Business

February 27, 2013

Boeing Phantom Eye completes second flight High-altitude, long-endurance demonstrator climbs above 8,000 feet

Boeing’s liquid hydrogen-powered Phantom Eye unmanned airborne system completed its second flight Feb. 25, demonstrating capabilities that will allow it to perform intelligence, surveillance and reconnaissance missions for up to four days without refueling.

Boeing’s liquid hydrogen-powered Phantom Eye unmanned airborne system completed its second flight Feb. 25, demonstrating capabilities that will allow it to perform intelligence, surveillance and reconnaissance missions for up to four days without refueling.

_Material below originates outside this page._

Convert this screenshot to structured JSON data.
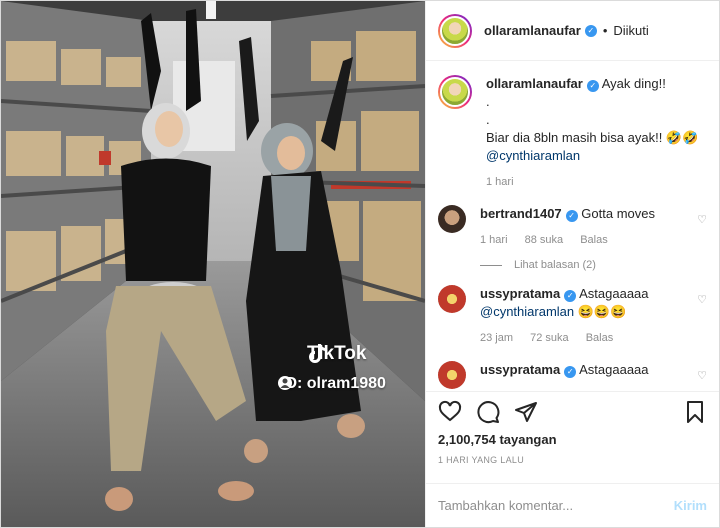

During the flight, at NASA’s Dryden Flight Research Center at Edwards, Calif., Phantom Eye climbed above an altitude of 8,000 feet and remained aloft for 66 minutes at a cruising speed of 62 knots before landing. The aircraft exceeded what it achieved last year during its first flight when it flew at an altitude of 4,080 feet and remained aloft for 28 minutes.

“Todayís combination of geopolitical and economic issues makes Phantom Eye’s capabilities, affordability and flexibility very attractive to our global customers,” said Darryl Davis, Boeing Phantom Works president. “No other system holds the promise of offering on-demand, persistent ISR and communications to any region in the world, rapidly responding to natural disasters and national security issues.”

Boeingís liquid hydrogen-powered Phantom Eye unmanned airborne system completed its second flight Feb. 25, demonstrating capabilities that will allow it to perform intelligence, surveillance and reconnaissance missions for up to four days without refueling.

Boeing is self-funding development of the environmentally responsible Phantom Eye, which generates only water as a byproduct of its propulsion system.

“This flight, in a more demanding high-altitude flight envelope, successfully demonstrated Phantom Eye’s maneuverability, endurance and landing capabilities,” said Drew Mallow, Phantom Eye program manager.

Following the first flight, Boeing upgraded the aircraft’s software and hardware, including the landing gear. The upgrades paid off in the form of a picture-perfect landing.

The Phantom Eye demonstrator is capable of carrying a 450-pound payload while operating for up to four days at altitudes of up to 65,000 feet.




All of this week's top headlines to your email every Friday.


 
 

 

Headlines October 20, 2014

News: Navy grounds ‘Top Guns’ - The F/A-18s needs spare parts and in too many cases they’re being taken from brand new jets. This is a risk to national security and pilots’ lives.   Business: Boeing seeks revised schedule for U.S. aerial tanker - Boeing is revising its master schedule for developing the new U.S. Air Force...
 
 

News Briefs October 20, 2014

New military medical team to help with Ebola in U.S. Defense Secretary Chuck Hagel has ordered the military to prepare and train a 30-member medical support team that could provide short-term help to civilian health professionals if there are more Ebola cases in the United States. His spokesman, Rear Adm. John Kirby, says the team...
 
 

Dragon ‘fires up’ for flight

The Air Force and NATO are undergoing a cooperative development effort to upgrade the avionics and cockpit displays of AWACS aircraft belonging to the 552nd Air Control Wing at Tinker Air Force Base, Okla., and the NATO E-3 Sentrys from Geilenkirchen, Germany. The Diminishing Manufacturing Sources Replacement of Avionics for Global Operations and Navigation, otherwise...
 

 
Boeing photographs

Boeing-built X-37B successfully completes third flight

Unmanned spacecraft concludes record-setting 674-day mission   Boeing photograph A third mission of the Boeing-built X-37B Orbital Test Vehicle was completed on Oct. 17, 2014, when it landed and was recovered at Vandenberg...
 
 

Boeing concludes commercial crew space act agreement for CST-100/Atlas V

Boeing has successfully completed the final milestone of its Commercial Crew Integrated Capability Space Act Agreement with NASA. The work and testing completed under the agreement resulted in significant maturation of Boeing’s crew transportation system, including the CST-100 spacecraft and Atlas V rocket. NASA in July approved the Critical Design Review Board milestone for Boeing’...
 
 

AF to release small business research solicitations

The Air Force Small Business Innovation Research and Small Business Technology Transfer program office is set to release its fiscal year 2015 list of topics Oct. 22, on the SBIR/STTR website.  Small businesses and research institutions with expertise to address the topics’ technology challenges are encouraged to submit proposals. During 2014, the Defense Department SBIR...
 




0 Comments


Be the first to comment!


Leave a Reply

Your email address will not be published. Required fields are marked *

You may use these HTML tags and attributes: <a href="" title=""> <abbr title=""> <acronym title=""> <b> <blockquote cite=""> <cite> <code> <del datetime=""> <em> <i> <q cite=""> <strike> <strong>